Lucy: No, not at all. There’s simply not much to say. (holding milk jug poised over the cup) Is it not unusual for an American to take milk in her tea? That is what I have been told.

The Author: Yes, well, I don’t usually … but when in Rome, you know. That is to say, in England people take milk…

Lucy: Oh, but you don’t have to. And if you’d like just a tiny amount of sugar, I certainly won’t tell anyone!

The Author: Okay, as long as it’s just between us.

Lucy: How exciting that you are an American! I’ve never traveled anywhere outside England. Tell me where you are from? Is it near to California?

The Author: No, it’s pretty far actually…wait. Perhaps I should ask you a question or two! What a lovely semi-detached villa this is! And Kensington seems almost like a small village, even though the City of London is only a few miles away. Have you lived here all your life?

Lucy: No, in fact I was born on a farm in Suffolk. My mother, sister and brother were staying with our Turner relatives there after their arrival from India, and I was born a few months later. But Mama bought this house in Kensington when I was only five, so I have grown up here.

Another photo of young Lucy. From Gilbert His Life and Strife by Hesketh Pearson.

Another photo of young Lucy. From Gilbert His Life and Strife by Hesketh Pearson.

The Author: I’m surprised your grandfather Turner allowed your mother to set up her own household.
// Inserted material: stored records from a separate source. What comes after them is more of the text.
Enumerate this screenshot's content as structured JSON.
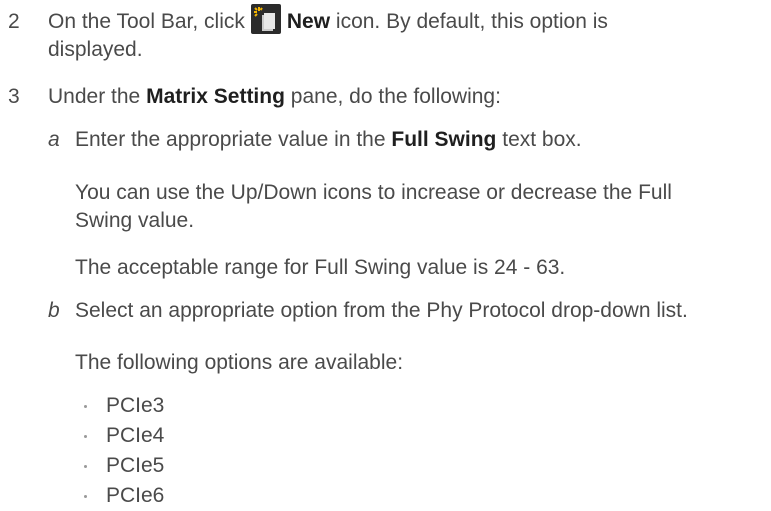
{
  "steps": [
    {
      "number": "2",
      "text_before": "On the Tool Bar, click",
      "bold": "New",
      "text_after": "icon. By default, this option is",
      "line2": "displayed."
    },
    {
      "number": "3",
      "text_before": "Under the",
      "bold": "Matrix Setting",
      "text_after": "pane, do the following:"
    }
  ],
  "substeps": {
    "a": {
      "letter": "a",
      "text_before": "Enter the appropriate value in the",
      "bold": "Full Swing",
      "text_after": "text box.",
      "para1_line1": "You can use the Up/Down icons to increase or decrease the Full",
      "para1_line2": "Swing value.",
      "para2": "The acceptable range for Full Swing value is 24 - 63."
    },
    "b": {
      "letter": "b",
      "text": "Select an appropriate option from the Phy Protocol drop-down list.",
      "intro": "The following options are available:",
      "options": [
        "PCIe3",
        "PCIe4",
        "PCIe5",
        "PCIe6"
      ]
    }
  },
  "icon": {
    "name": "new-icon",
    "bg": "#2b2b2b",
    "page": "#e8e8e8",
    "sparkle": "#f2b400"
  }
}
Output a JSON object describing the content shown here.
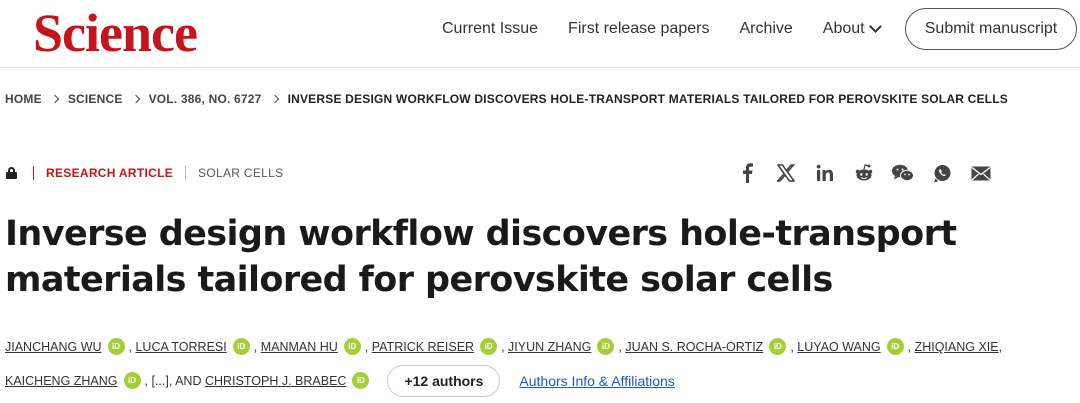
{
  "header": {
    "logo": "Science",
    "nav": [
      "Current Issue",
      "First release papers",
      "Archive",
      "About"
    ],
    "submit_label": "Submit manuscript"
  },
  "breadcrumb": [
    "HOME",
    "SCIENCE",
    "VOL. 386, NO. 6727",
    "INVERSE DESIGN WORKFLOW DISCOVERS HOLE-TRANSPORT MATERIALS TAILORED FOR PEROVSKITE SOLAR CELLS"
  ],
  "article": {
    "type": "RESEARCH ARTICLE",
    "section": "SOLAR CELLS",
    "title_line1": "Inverse design workflow discovers hole-transport",
    "title_line2": "materials tailored for perovskite solar cells"
  },
  "share_icons": [
    "facebook-icon",
    "x-icon",
    "linkedin-icon",
    "reddit-icon",
    "wechat-icon",
    "whatsapp-icon",
    "email-icon"
  ],
  "authors": {
    "list": [
      "JIANCHANG WU",
      "LUCA TORRESI",
      "MANMAN HU",
      "PATRICK REISER",
      "JIYUN ZHANG",
      "JUAN S. ROCHA-ORTIZ",
      "LUYAO WANG",
      "ZHIQIANG XIE"
    ],
    "row2_first": "KAICHENG ZHANG",
    "ellipsis": ", [...], AND",
    "last": "CHRISTOPH J. BRABEC",
    "orcid_label": "iD",
    "more_label": "+12 authors",
    "affiliations_label": "Authors Info & Affiliations"
  },
  "colors": {
    "brand": "#c4151c",
    "orcid": "#a6ce39",
    "link": "#1b57c0"
  }
}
He seems like an autocratic old gent who believes women ought always to live under masculine supervision.

Lucy: He could hardly stop her! Mama has her own money, you know, which she inherited from her father, Sir Herbert Compton. He was the former Lord Chief Justice of the Bombay Presidency. In her youth, Mama was known as the Belle of Bombay. We would be living in India still if it hadn’t been for my father’s untimely death, just a few months before I was born.
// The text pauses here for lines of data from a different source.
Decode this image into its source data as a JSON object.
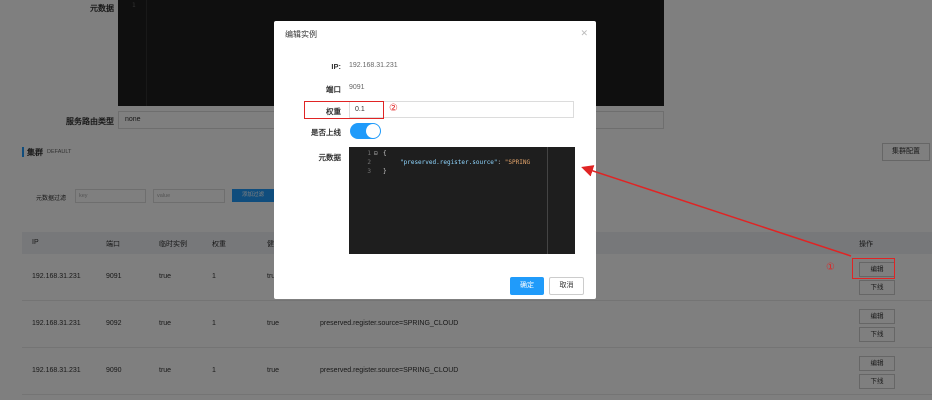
{
  "background": {
    "metadata_label": "元数据",
    "metadata_line": "1",
    "route_type_label": "服务路由类型",
    "route_type_value": "none",
    "cluster_title": "集群",
    "cluster_name": "DEFAULT",
    "cluster_config_button": "集群配置",
    "filter_label": "元数据过滤",
    "filter_key_placeholder": "key",
    "filter_value_placeholder": "value",
    "filter_add_button": "添加过滤",
    "table": {
      "headers": [
        "IP",
        "端口",
        "临时实例",
        "权重",
        "健",
        "操作"
      ],
      "rows": [
        {
          "ip": "192.168.31.231",
          "port": "9091",
          "ephemeral": "true",
          "weight": "1",
          "healthy": "tru",
          "metadata": "",
          "edit": "编辑",
          "offline": "下线"
        },
        {
          "ip": "192.168.31.231",
          "port": "9092",
          "ephemeral": "true",
          "weight": "1",
          "healthy": "true",
          "metadata": "preserved.register.source=SPRING_CLOUD",
          "edit": "编辑",
          "offline": "下线"
        },
        {
          "ip": "192.168.31.231",
          "port": "9090",
          "ephemeral": "true",
          "weight": "1",
          "healthy": "true",
          "metadata": "preserved.register.source=SPRING_CLOUD",
          "edit": "编辑",
          "offline": "下线"
        }
      ]
    }
  },
  "modal": {
    "title": "编辑实例",
    "close_icon": "close-icon",
    "ip_label": "IP:",
    "ip_value": "192.168.31.231",
    "port_label": "端口",
    "port_value": "9091",
    "weight_label": "权重",
    "weight_value": "0.1",
    "online_label": "是否上线",
    "online_enabled": true,
    "metadata_label": "元数据",
    "code_lines": [
      {
        "num": "1",
        "fold": "⊟",
        "text": "{"
      },
      {
        "num": "2",
        "fold": "",
        "key": "\"preserved.register.source\"",
        "sep": ": ",
        "value": "\"SPRING"
      },
      {
        "num": "3",
        "fold": "",
        "text": "}"
      }
    ],
    "ok_button": "确定",
    "cancel_button": "取消"
  },
  "annotations": {
    "marker_1": "①",
    "marker_2": "②",
    "color": "#e02424"
  },
  "colors": {
    "accent": "#209bfa",
    "overlay": "rgba(0,0,0,0.5)"
  }
}
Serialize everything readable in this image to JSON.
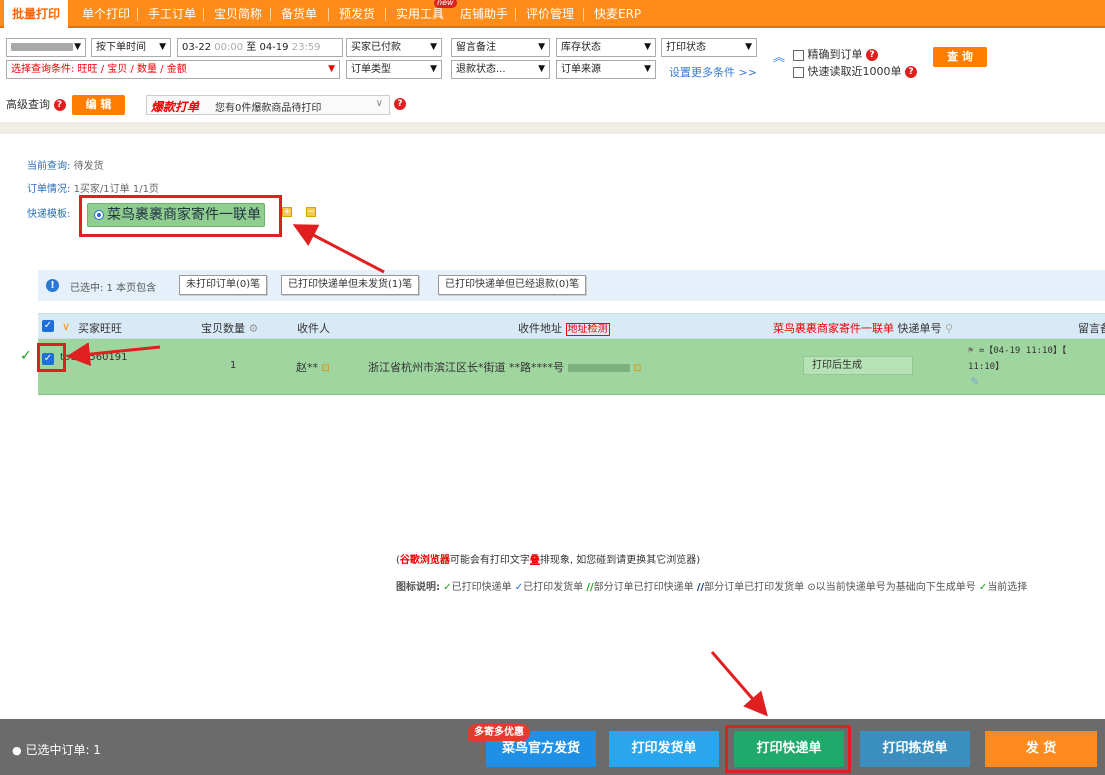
{
  "nav": {
    "tabs": [
      {
        "label": "批量打印",
        "active": true
      },
      {
        "label": "单个打印"
      },
      {
        "label": "手工订单"
      },
      {
        "label": "宝贝简称"
      },
      {
        "label": "备货单"
      },
      {
        "label": "预发货"
      },
      {
        "label": "实用工具",
        "badge": "new"
      },
      {
        "label": "店铺助手"
      },
      {
        "label": "评价管理"
      },
      {
        "label": "快麦ERP"
      }
    ]
  },
  "filters": {
    "time_type": "按下单时间",
    "date_start": "03-22",
    "time_start": "00:00",
    "date_sep": "至",
    "date_end": "04-19",
    "time_end": "23:59",
    "pay_status": "买家已付款",
    "remark": "留言备注",
    "stock_status": "库存状态",
    "print_status": "打印状态",
    "query_condition": "选择查询条件: 旺旺 / 宝贝 / 数量 / 金额",
    "order_type": "订单类型",
    "refund_status": "退款状态...",
    "order_source": "订单来源",
    "more_conditions": "设置更多条件 >>",
    "exact_order": "精确到订单",
    "quick_read": "快速读取近1000单",
    "query_btn": "查 询",
    "advanced_query": "高级查询",
    "edit_btn": "编 辑",
    "hot_print_label": "爆款打单",
    "hot_print_value": "您有0件爆款商品待打印"
  },
  "summary": {
    "current_query_label": "当前查询:",
    "current_query_value": "待发货",
    "order_status_label": "订单情况:",
    "order_status_value": "1买家/1订单  1/1页",
    "template_label": "快递模板:",
    "template_name": "菜鸟裹裹商家寄件一联单"
  },
  "selection_bar": {
    "selected_text": "已选中: 1  本页包含",
    "btn_unprinted": "未打印订单(0)笔",
    "btn_printed_unshipped": "已打印快递单但未发货(1)笔",
    "btn_printed_refunded": "已打印快递单但已经退款(0)笔"
  },
  "table": {
    "headers": {
      "buyer": "买家旺旺",
      "qty": "宝贝数量",
      "receiver": "收件人",
      "address": "收件地址",
      "address_check": "地址检测",
      "waybill_tpl": "菜鸟裹裹商家寄件一联单",
      "waybill_no": "快递单号",
      "remark": "留言备"
    },
    "rows": [
      {
        "buyer": "tb112560191",
        "qty": "1",
        "receiver": "赵**",
        "address": "浙江省杭州市滨江区长*街道 **路****号",
        "waybill": "打印后生成",
        "remark_line1": "=【04-19 11:10】【",
        "remark_line2": "11:10】"
      }
    ]
  },
  "notes": {
    "browser_warning_prefix": "(",
    "browser_warning_name": "谷歌浏览器",
    "browser_warning_mid": "可能会有打印文字",
    "browser_warning_key": "叠",
    "browser_warning_suffix": "排现象, 如您碰到请更换其它浏览器)",
    "legend_label": "图标说明:",
    "legend_1": "已打印快递单",
    "legend_2": "已打印发货单",
    "legend_3": "部分订单已打印快递单",
    "legend_4": "部分订单已打印发货单",
    "legend_5": "以当前快递单号为基础向下生成单号",
    "legend_6": "当前选择"
  },
  "bottom": {
    "selected_orders": "已选中订单: 1",
    "promo": "多寄多优惠",
    "btn_cainiao": "菜鸟官方发货",
    "btn_print_invoice": "打印发货单",
    "btn_print_waybill": "打印快递单",
    "btn_print_pick": "打印拣货单",
    "btn_ship": "发 货"
  },
  "colors": {
    "nav_orange": "#ff8c1a",
    "row_green": "#9fd59f",
    "btn_blue": "#1f90e6",
    "btn_green": "#1fa96a",
    "btn_steel": "#3b8fbf",
    "btn_orange": "#ff8a1f",
    "annotation_red": "#e02020"
  }
}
The Author: I’m so sorry for your loss. You said you had a brother and a sister?

Lucy: Yes. Grace is the oldest. She’s married now. My brother Samuel is in the Army. So at home it’s just Mama and me. And Malli, of course.

The Author: Who is Malli?

Lucy: She is Mama’s closest companion. Malli was Mama’s aya when she was a girl and her lady’s maid after she married. Then she was our aya – Grace’s and Samuel’s and mine – when we were young, too. Now she keeps house for us.

The Author: What activities do you like to do? How does a young woman keep herself busy all day?

Lucy: Oh, any number of things! I love to ride horses. We have a riding stable directly across the street from our home and Hyde Park is just the other side of Kensington Road. I also read a great deal. And naturally Mama and I must pay endless calls on our friends and acquaintances. But they are more Mama’s friends and acquaintances than mine. Mama is also very active in our church. In fact, Mama practically runs the Ladies’ Auxiliary single-handed, no matter what our neighbor Mrs. Gilbert says.

The Author: Who is this Mrs. Gilbert? What is she like?

Lucy: Oh dear. Would you like some more gingerbread?

W.S. Gilbert in 1861 (West Yorkshire Militia) from Gilbert His Life and Strife, by Hesketh Pearson

W.S. Gilbert in 1861 (West Yorkshire Militia) from Gilbert His Life and Strife, by Hesketh Pearson

The Author: No, thanks. Wait, that wouldn’t be the Mrs. Gilbert, whose son is William Schwenk Gilbert? That tall, blonde barrister who writes that funny poetry called the Bab Ballads? I love his drawings, too — some of them are on this very blog. I heard that Lewis Carroll asked him to draw the artwork for Alice in Wonderland, but had to fall back on another artist called Tenniel when Gilbert turned him down.

Lucy: Yes. He has written quite a lot of funny and clever pieces, not just the poems. And he is working on a play, too. Or so I’ve been told. I don’t really know him.

The Author: It sounds as if you know a lot about him.

Lucy: Oh, no! He’s just a gentleman who … who one knows. I daresay he doesn’t even think of me. I’m quite a bit younger than he is. Nearly 11 years. But not quite eleven years – several days short of the total. He was born on 18 November 1836, and I was born 14 November 1847.

The Author: Do you like him?

Lucy: Do have some more gingerbread. It’s a family recipe.

Lucy Turner is the heroine of my new, upcoming historical mystery series, which will debut in 2016! Stay tuned for details.